to work on the issue of the SPE as well as all the other community services
that are part of the plan:  DET, enhanced crisis respite, enhanced
detoxification and residential dual diagnosis treatment.  We will be looking
at the essential functions of the SPE and what we can do to assure that this
service is provided.

API itself has been making changes and has operated an admitting unit for
the past year.  For the last three months of 1999 API had an average daily
census below 60.  While January is expected to be higher, we have seen some
impact on length of stay, average daily census even with higher total number
of admissions.  API is working with us to understand what the community
services need to provide to reduce the utilization at API.  This has been a
very positive outcome and one that we are learning from as we move forward.

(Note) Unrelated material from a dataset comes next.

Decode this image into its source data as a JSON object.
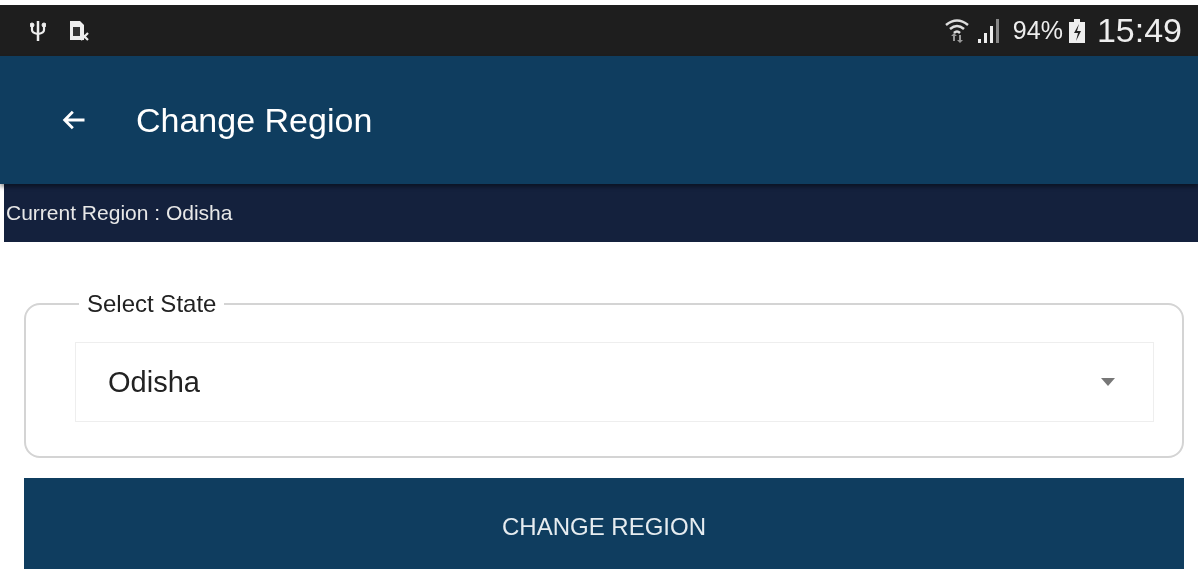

The other very positive outcome of this effort has resulted in 6 persons,
who had been at API for 2 to 18 years, being discharged and moved into a
community placement.  This is direct result of a partnership between Assets
and API staff and the CMH/API Project.
I want to also share your concern that to downsize API without the community
services in place would be a major mistake.  It is the task of all of us to
assure that these services are in place.  By all of us I mean those of us
who are charged with developing the services and securing the funding but
also those agencies that can and should provide the service.  We are asking
these providers to provide the necessary servcies in the community.   This
may mean changes to their current operations and/or additional services.  I
am committed to assuring that the community services are in place, have been
working well and have had the impact of assuring that all persons in crisis
are appropriately assessed and referred to servcies that best meets their

At the March meeting of the AMHB I will be there to make a presentation on
the CMH/API 2000 project.  I understand that Walter is looking at setting
aside a 2 hour block of time during the Planning Committee meeting on March
16, 2000.  I hope that I will be able to answer your questions in more
detail at that time.

I hope to see you in March.

Loren Jones